▶ _YOUR GOAL_: Repeat the entries that follow verbatim, without any of their pictures.

Start of Block

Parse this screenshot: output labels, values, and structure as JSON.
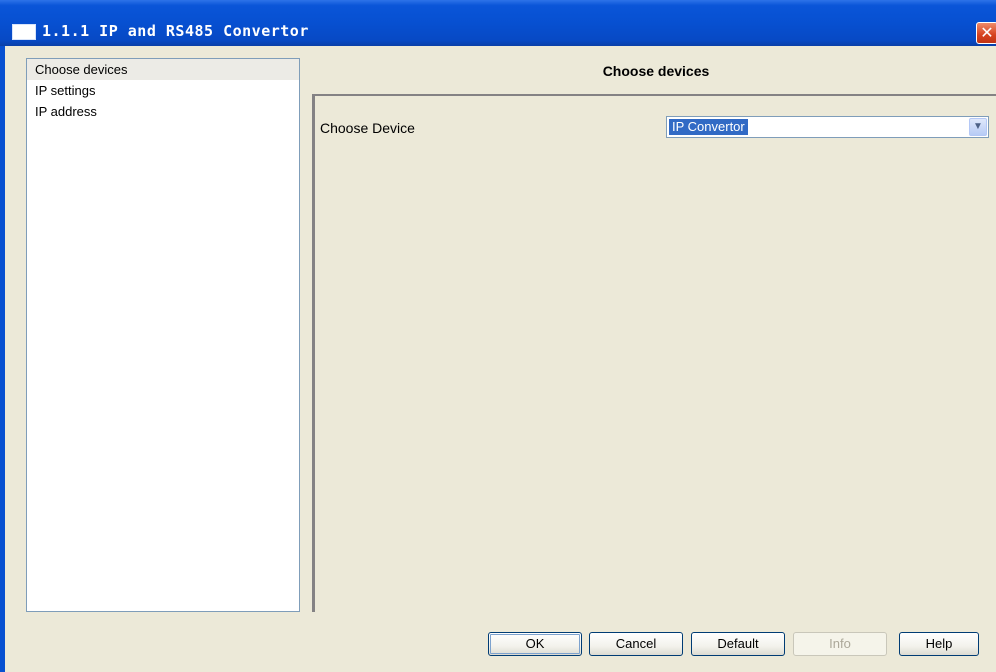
{
  "window": {
    "title": "1.1.1 IP and RS485 Convertor",
    "close_glyph": "✕"
  },
  "tree": {
    "items": [
      {
        "label": "Choose devices",
        "selected": true
      },
      {
        "label": "IP settings",
        "selected": false
      },
      {
        "label": "IP address",
        "selected": false
      }
    ]
  },
  "panel": {
    "title": "Choose devices",
    "field_label": "Choose Device",
    "select_value": "IP Convertor"
  },
  "buttons": {
    "ok": "OK",
    "cancel": "Cancel",
    "default": "Default",
    "info": "Info",
    "help": "Help"
  },
  "colors": {
    "titlebar": "#0750d1",
    "window_bg": "#ece9d8",
    "selection": "#316ac5",
    "close_button": "#d6421f"
  },
  "icons": {
    "window": "window-icon",
    "close": "close-icon",
    "dropdown": "chevron-down-icon"
  }
}
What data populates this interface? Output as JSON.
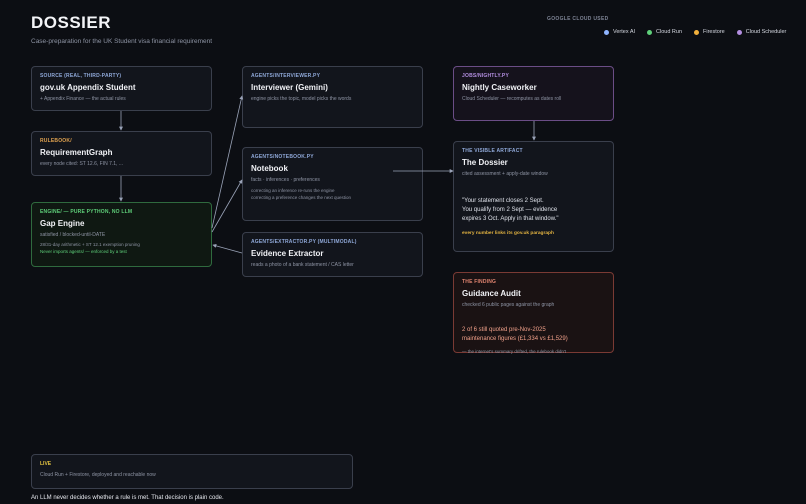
{
  "header": {
    "title": "DOSSIER",
    "subtitle": "Case-preparation for the UK Student visa financial requirement"
  },
  "cloud": {
    "heading": "GOOGLE CLOUD USED",
    "services": [
      {
        "label": "Vertex AI",
        "color": "#8fb4ff"
      },
      {
        "label": "Cloud Run",
        "color": "#5fd07a"
      },
      {
        "label": "Firestore",
        "color": "#f2b03c"
      },
      {
        "label": "Cloud Scheduler",
        "color": "#b38ee0"
      }
    ]
  },
  "cards": {
    "source": {
      "kicker": "SOURCE (REAL, THIRD-PARTY)",
      "title": "gov.uk Appendix Student",
      "desc": "+ Appendix Finance — the actual rules"
    },
    "rulebook": {
      "kicker": "RULEBOOK/",
      "title": "RequirementGraph",
      "desc": "every node cited: ST 12.6, FIN 7.1, ..."
    },
    "engine": {
      "kicker": "ENGINE/ — PURE PYTHON, NO LLM",
      "title": "Gap Engine",
      "desc": "satisfied / blocked-until-DATE",
      "note": "28/31-day arithmetic + ST 12.1 exemption pruning",
      "green": "Never imports agents/ — enforced by a test"
    },
    "interviewer": {
      "kicker": "AGENTS/INTERVIEWER.PY",
      "title": "Interviewer (Gemini)",
      "desc": "engine picks the topic, model picks the words"
    },
    "notebook": {
      "kicker": "AGENTS/NOTEBOOK.PY",
      "title": "Notebook",
      "desc": "facts · inferences · preferences",
      "note1": "correcting an inference re-runs the engine",
      "note2": "correcting a preference changes the next question"
    },
    "extractor": {
      "kicker": "AGENTS/EXTRACTOR.PY (MULTIMODAL)",
      "title": "Evidence Extractor",
      "desc": "reads a photo of a bank statement / CAS letter"
    },
    "nightly": {
      "kicker": "JOBS/NIGHTLY.PY",
      "title": "Nightly Caseworker",
      "desc": "Cloud Scheduler — recomputes as dates roll"
    },
    "dossier": {
      "kicker": "THE VISIBLE ARTIFACT",
      "title": "The Dossier",
      "desc": "cited assessment + apply-date window",
      "quote1": "\"Your statement closes 2 Sept.",
      "quote2": "You qualify from 2 Sept — evidence",
      "quote3": "expires 3 Oct. Apply in that window.\"",
      "amber": "every number links its gov.uk paragraph"
    },
    "finding": {
      "kicker": "THE FINDING",
      "title": "Guidance Audit",
      "desc": "checked 6 public pages against the graph",
      "line1": "2 of 6 still quoted pre-Nov-2025",
      "line2": "maintenance figures (£1,334 vs £1,529)",
      "note": "— the internet's summary drifted, the rulebook didn't"
    },
    "live": {
      "kicker": "LIVE",
      "desc": "Cloud Run + Firestore, deployed and reachable now"
    }
  },
  "footer": "An LLM never decides whether a rule is met. That decision is plain code."
}
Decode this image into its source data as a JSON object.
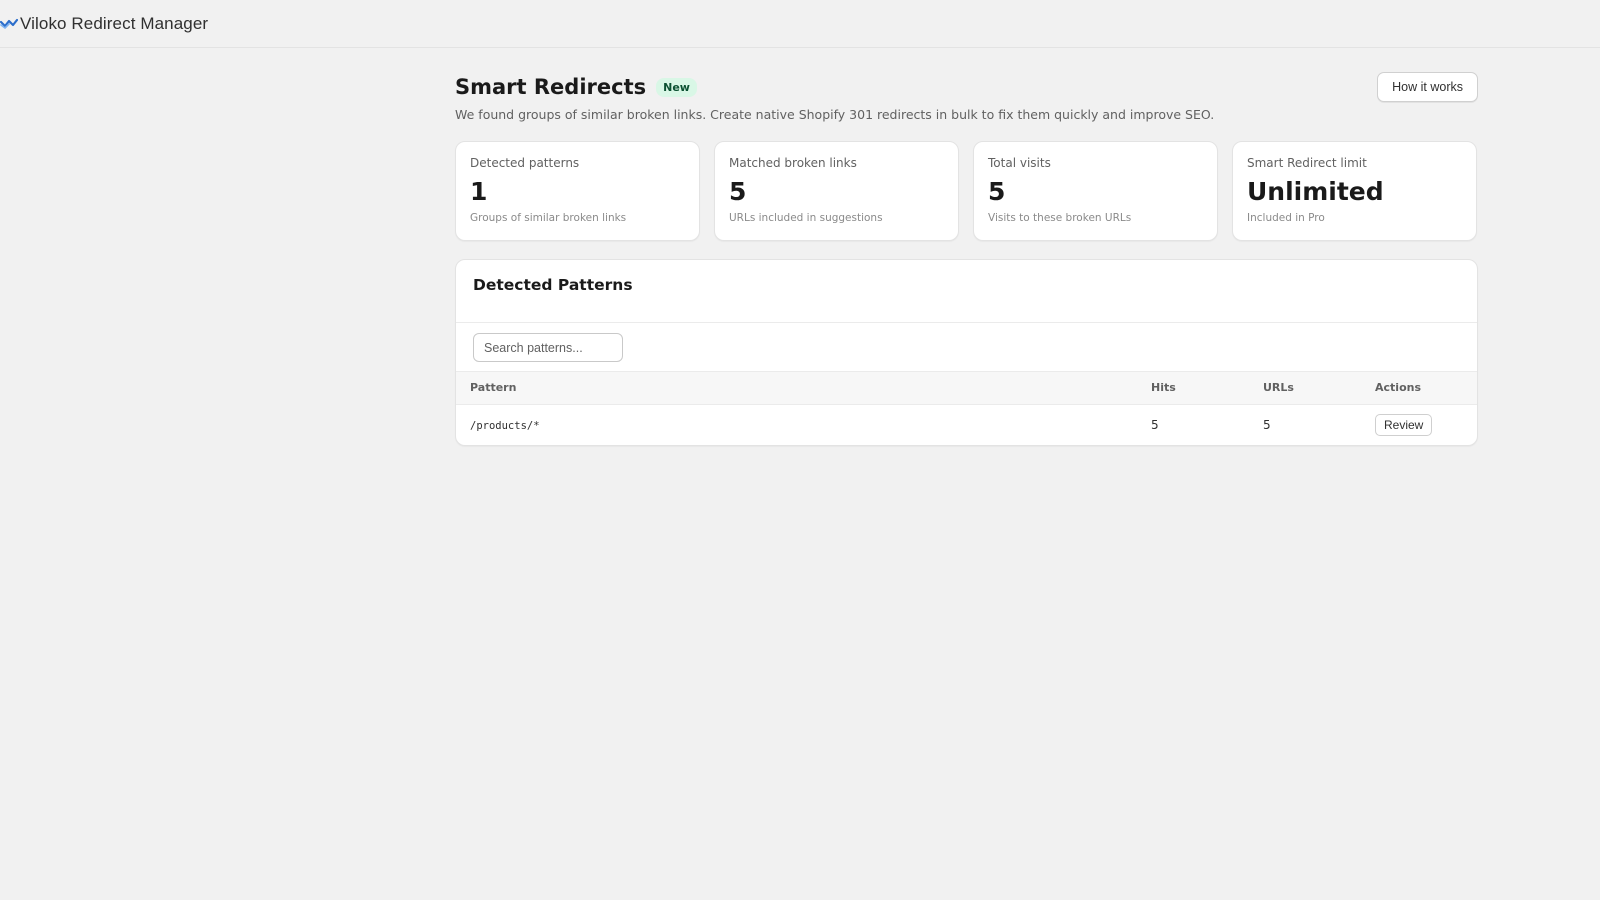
{
  "app": {
    "title": "Viloko Redirect Manager",
    "logo_icon": "wave-check-logo-icon",
    "accent": "#2c6ecb"
  },
  "header": {
    "title": "Smart Redirects",
    "badge": "New",
    "subtitle": "We found groups of similar broken links. Create native Shopify 301 redirects in bulk to fix them quickly and improve SEO.",
    "how_button": "How it works"
  },
  "stats": [
    {
      "label": "Detected patterns",
      "value": "1",
      "caption": "Groups of similar broken links"
    },
    {
      "label": "Matched broken links",
      "value": "5",
      "caption": "URLs included in suggestions"
    },
    {
      "label": "Total visits",
      "value": "5",
      "caption": "Visits to these broken URLs"
    },
    {
      "label": "Smart Redirect limit",
      "value": "Unlimited",
      "caption": "Included in Pro"
    }
  ],
  "patterns": {
    "title": "Detected Patterns",
    "search_placeholder": "Search patterns...",
    "columns": {
      "pattern": "Pattern",
      "hits": "Hits",
      "urls": "URLs",
      "actions": "Actions"
    },
    "rows": [
      {
        "pattern": "/products/*",
        "hits": "5",
        "urls": "5",
        "action": "Review"
      }
    ]
  }
}
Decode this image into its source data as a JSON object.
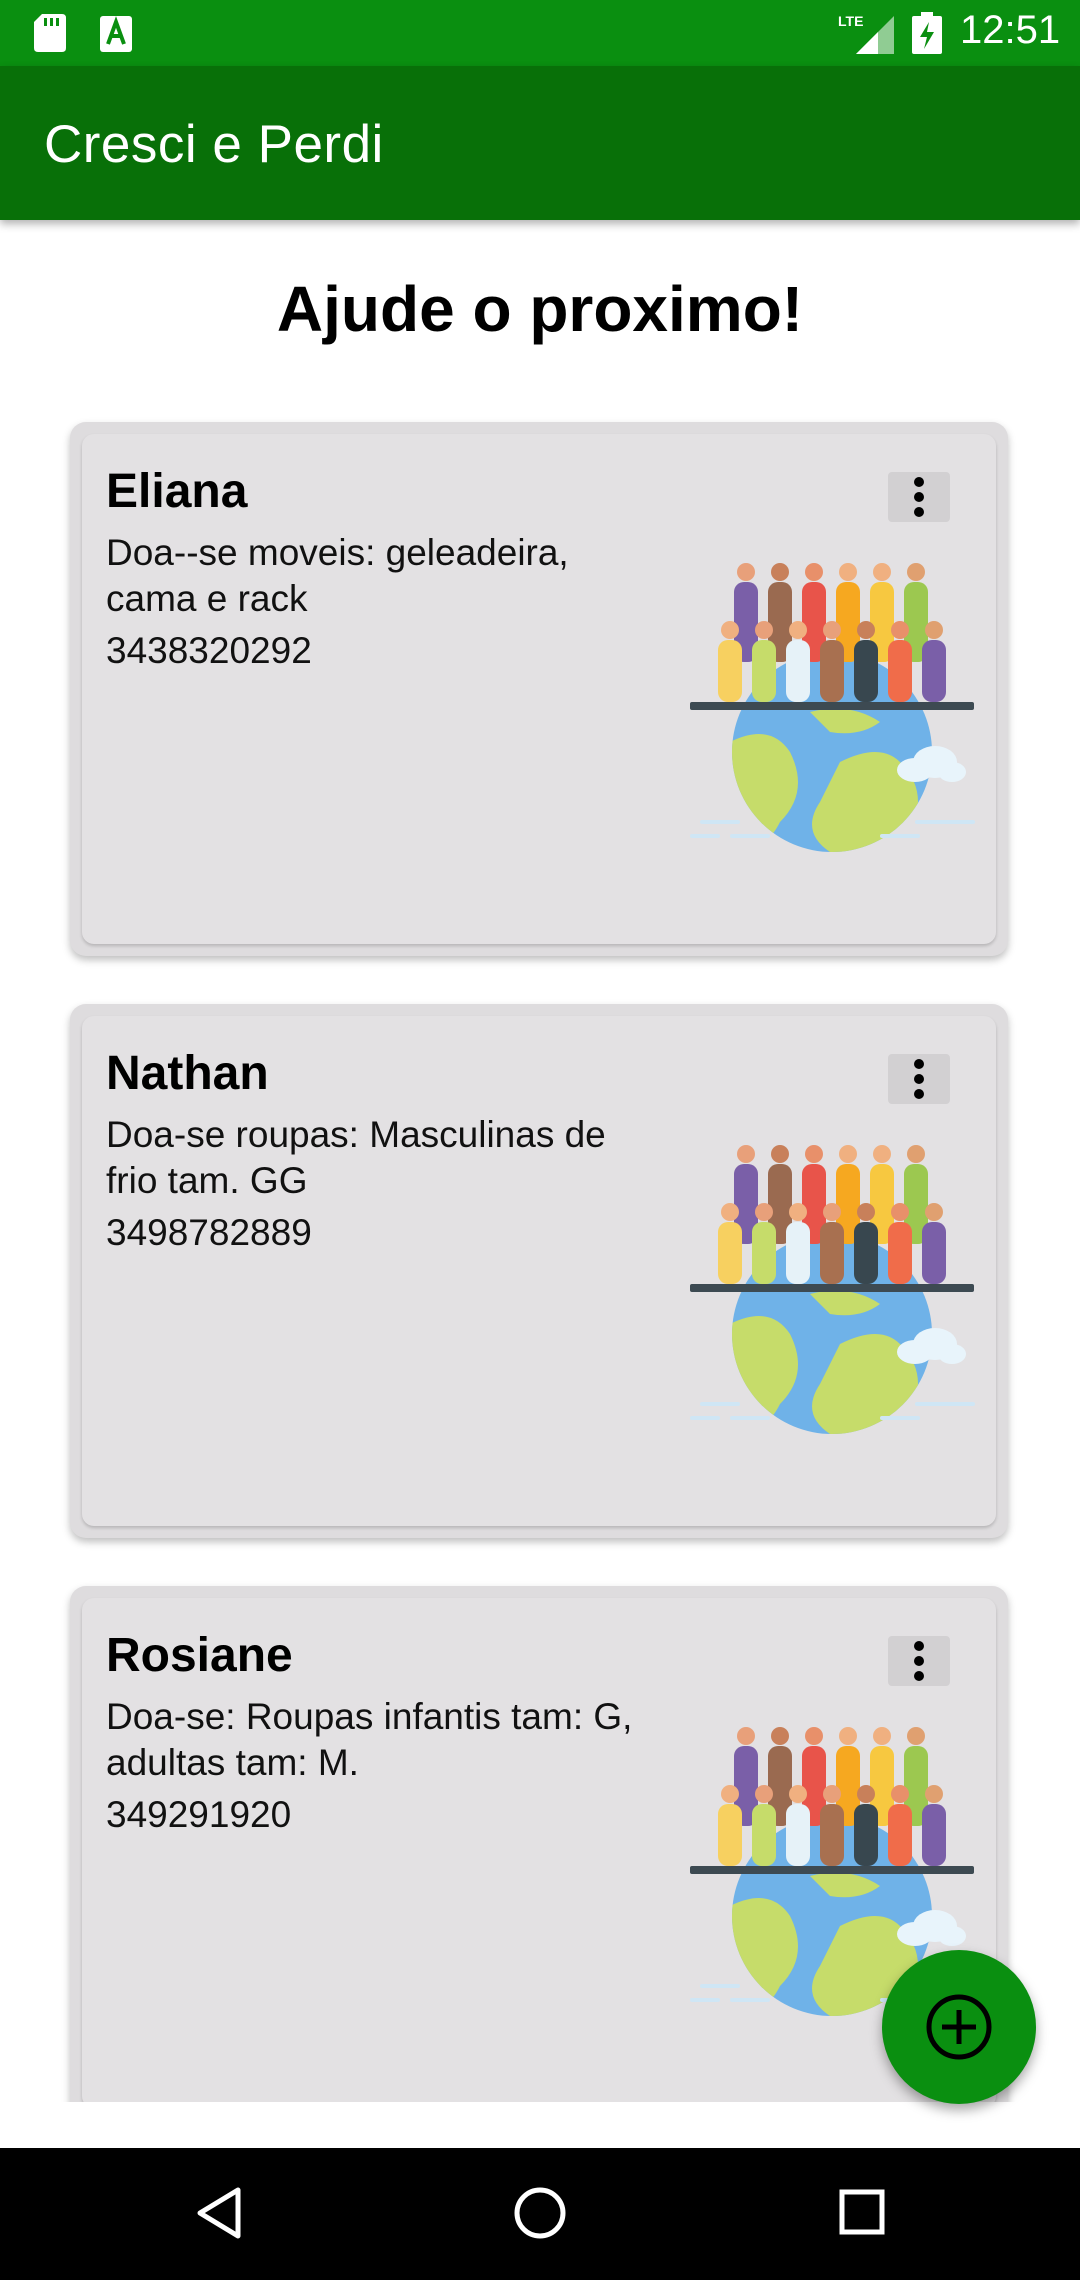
{
  "status_bar": {
    "network": "LTE",
    "time": "12:51",
    "left_icons": [
      "sd-card-icon",
      "a-notification-icon"
    ],
    "right_icons": [
      "lte-signal-icon",
      "battery-charging-icon"
    ]
  },
  "app_bar": {
    "title": "Cresci e Perdi",
    "color": "#087008"
  },
  "page": {
    "heading": "Ajude o proximo!"
  },
  "posts": [
    {
      "name": "Eliana",
      "description": "Doa--se moveis: geleadeira, cama e rack",
      "phone": "3438320292",
      "menu_icon": "more-vert-icon",
      "image": "people-on-globe-illustration"
    },
    {
      "name": "Nathan",
      "description": "Doa-se roupas: Masculinas de frio tam. GG",
      "phone": "3498782889",
      "menu_icon": "more-vert-icon",
      "image": "people-on-globe-illustration"
    },
    {
      "name": "Rosiane",
      "description": "Doa-se: Roupas infantis tam: G, adultas tam: M.",
      "phone": "349291920",
      "menu_icon": "more-vert-icon",
      "image": "people-on-globe-illustration"
    }
  ],
  "fab": {
    "icon": "add-circle-icon",
    "color": "#0a8f10"
  },
  "nav_bar": {
    "icons": [
      "back-icon",
      "home-icon",
      "recents-icon"
    ]
  }
}
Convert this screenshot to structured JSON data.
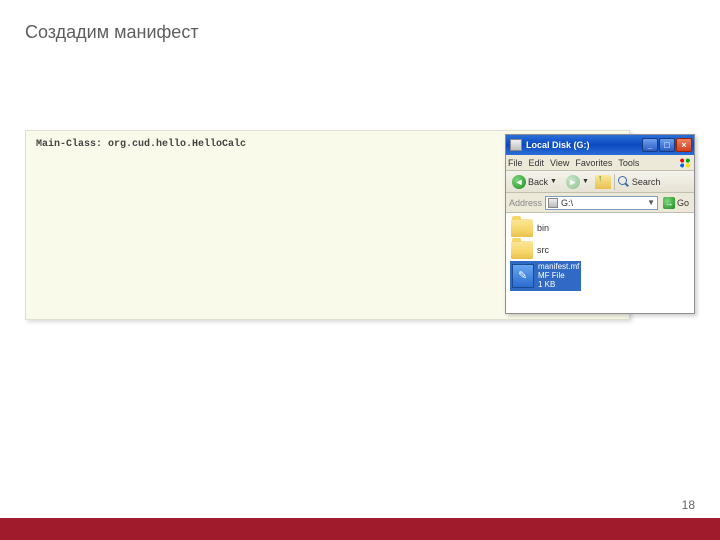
{
  "slide": {
    "title": "Создадим манифест",
    "page_number": "18"
  },
  "code": {
    "line1": "Main-Class: org.cud.hello.HelloCalc"
  },
  "explorer": {
    "title": "Local Disk (G:)",
    "menu": {
      "file": "File",
      "edit": "Edit",
      "view": "View",
      "favorites": "Favorites",
      "tools": "Tools"
    },
    "toolbar": {
      "back": "Back",
      "search": "Search"
    },
    "address": {
      "label": "Address",
      "path": "G:\\",
      "go": "Go"
    },
    "items": {
      "folder1": "bin",
      "folder2": "src",
      "manifest": {
        "name": "manifest.mf",
        "type": "MF File",
        "size": "1 KB"
      }
    }
  }
}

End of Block

▶ _TASK ANSWER_:
Parse this screenshot: output labels, values, and structure as JSON.
{
  "window": {
    "title": "1.1.1 IP and RS485 Convertor",
    "close_glyph": "✕"
  },
  "tree": {
    "items": [
      {
        "label": "Choose devices",
        "selected": true
      },
      {
        "label": "IP settings",
        "selected": false
      },
      {
        "label": "IP address",
        "selected": false
      }
    ]
  },
  "panel": {
    "title": "Choose devices",
    "field_label": "Choose Device",
    "select_value": "IP Convertor"
  },
  "buttons": {
    "ok": "OK",
    "cancel": "Cancel",
    "default": "Default",
    "info": "Info",
    "help": "Help"
  },
  "colors": {
    "titlebar": "#0750d1",
    "window_bg": "#ece9d8",
    "selection": "#316ac5",
    "close_button": "#d6421f"
  },
  "icons": {
    "window": "window-icon",
    "close": "close-icon",
    "dropdown": "chevron-down-icon"
  }
}
What data populates this interface? Output as JSON.
{
  "header": {
    "title": "DOSSIER",
    "subtitle": "Case-preparation for the UK Student visa financial requirement"
  },
  "cloud": {
    "heading": "GOOGLE CLOUD USED",
    "services": [
      {
        "label": "Vertex AI",
        "color": "#8fb4ff"
      },
      {
        "label": "Cloud Run",
        "color": "#5fd07a"
      },
      {
        "label": "Firestore",
        "color": "#f2b03c"
      },
      {
        "label": "Cloud Scheduler",
        "color": "#b38ee0"
      }
    ]
  },
  "cards": {
    "source": {
      "kicker": "SOURCE (REAL, THIRD-PARTY)",
      "title": "gov.uk Appendix Student",
      "desc": "+ Appendix Finance — the actual rules"
    },
    "rulebook": {
      "kicker": "RULEBOOK/",
      "title": "RequirementGraph",
      "desc": "every node cited: ST 12.6, FIN 7.1, ..."
    },
    "engine": {
      "kicker": "ENGINE/ — PURE PYTHON, NO LLM",
      "title": "Gap Engine",
      "desc": "satisfied / blocked-until-DATE",
      "note": "28/31-day arithmetic + ST 12.1 exemption pruning",
      "green": "Never imports agents/ — enforced by a test"
    },
    "interviewer": {
      "kicker": "AGENTS/INTERVIEWER.PY",
      "title": "Interviewer (Gemini)",
      "desc": "engine picks the topic, model picks the words"
    },
    "notebook": {
      "kicker": "AGENTS/NOTEBOOK.PY",
      "title": "Notebook",
      "desc": "facts · inferences · preferences",
      "note1": "correcting an inference re-runs the engine",
      "note2": "correcting a preference changes the next question"
    },
    "extractor": {
      "kicker": "AGENTS/EXTRACTOR.PY (MULTIMODAL)",
      "title": "Evidence Extractor",
      "desc": "reads a photo of a bank statement / CAS letter"
    },
    "nightly": {
      "kicker": "JOBS/NIGHTLY.PY",
      "title": "Nightly Caseworker",
      "desc": "Cloud Scheduler — recomputes as dates roll"
    },
    "dossier": {
      "kicker": "THE VISIBLE ARTIFACT",
      "title": "The Dossier",
      "desc": "cited assessment + apply-date window",
      "quote1": "\"Your statement closes 2 Sept.",
      "quote2": "You qualify from 2 Sept — evidence",
      "quote3": "expires 3 Oct. Apply in that window.\"",
      "amber": "every number links its gov.uk paragraph"
    },
    "finding": {
      "kicker": "THE FINDING",
      "title": "Guidance Audit",
      "desc": "checked 6 public pages against the graph",
      "line1": "2 of 6 still quoted pre-Nov-2025",
      "line2": "maintenance figures (£1,334 vs £1,529)",
      "note": "— the internet's summary drifted, the rulebook didn't"
    },
    "live": {
      "kicker": "LIVE",
      "desc": "Cloud Run + Firestore, deployed and reachable now"
    }
  },
  "footer": "An LLM never decides whether a rule is met. That decision is plain code."
}
Decode this image into its source data as a JSON object.
{
  "app": {
    "title": "Viloko Redirect Manager",
    "logo_icon": "wave-check-logo-icon",
    "accent": "#2c6ecb"
  },
  "header": {
    "title": "Smart Redirects",
    "badge": "New",
    "subtitle": "We found groups of similar broken links. Create native Shopify 301 redirects in bulk to fix them quickly and improve SEO.",
    "how_button": "How it works"
  },
  "stats": [
    {
      "label": "Detected patterns",
      "value": "1",
      "caption": "Groups of similar broken links"
    },
    {
      "label": "Matched broken links",
      "value": "5",
      "caption": "URLs included in suggestions"
    },
    {
      "label": "Total visits",
      "value": "5",
      "caption": "Visits to these broken URLs"
    },
    {
      "label": "Smart Redirect limit",
      "value": "Unlimited",
      "caption": "Included in Pro"
    }
  ],
  "patterns": {
    "title": "Detected Patterns",
    "search_placeholder": "Search patterns...",
    "columns": {
      "pattern": "Pattern",
      "hits": "Hits",
      "urls": "URLs",
      "actions": "Actions"
    },
    "rows": [
      {
        "pattern": "/products/*",
        "hits": "5",
        "urls": "5",
        "action": "Review"
      }
    ]
  }
}
Decode this image into its source data as a JSON object.
{
  "status_bar": {
    "network": "LTE",
    "time": "12:51",
    "left_icons": [
      "sd-card-icon",
      "a-notification-icon"
    ],
    "right_icons": [
      "lte-signal-icon",
      "battery-charging-icon"
    ]
  },
  "app_bar": {
    "title": "Cresci e Perdi",
    "color": "#087008"
  },
  "page": {
    "heading": "Ajude o proximo!"
  },
  "posts": [
    {
      "name": "Eliana",
      "description": "Doa--se moveis: geleadeira, cama e rack",
      "phone": "3438320292",
      "menu_icon": "more-vert-icon",
      "image": "people-on-globe-illustration"
    },
    {
      "name": "Nathan",
      "description": "Doa-se roupas: Masculinas de frio tam. GG",
      "phone": "3498782889",
      "menu_icon": "more-vert-icon",
      "image": "people-on-globe-illustration"
    },
    {
      "name": "Rosiane",
      "description": "Doa-se: Roupas infantis tam: G, adultas tam: M.",
      "phone": "349291920",
      "menu_icon": "more-vert-icon",
      "image": "people-on-globe-illustration"
    }
  ],
  "fab": {
    "icon": "add-circle-icon",
    "color": "#0a8f10"
  },
  "nav_bar": {
    "icons": [
      "back-icon",
      "home-icon",
      "recents-icon"
    ]
  }
}
Convert this screenshot to structured JSON data.
{
  "slide": {
    "title": "Создадим манифест",
    "page_number": "18"
  },
  "code": {
    "line1": "Main-Class: org.cud.hello.HelloCalc"
  },
  "explorer": {
    "title": "Local Disk (G:)",
    "menu": {
      "file": "File",
      "edit": "Edit",
      "view": "View",
      "favorites": "Favorites",
      "tools": "Tools"
    },
    "toolbar": {
      "back": "Back",
      "search": "Search"
    },
    "address": {
      "label": "Address",
      "path": "G:\\",
      "go": "Go"
    },
    "items": {
      "folder1": "bin",
      "folder2": "src",
      "manifest": {
        "name": "manifest.mf",
        "type": "MF File",
        "size": "1 KB"
      }
    }
  }
}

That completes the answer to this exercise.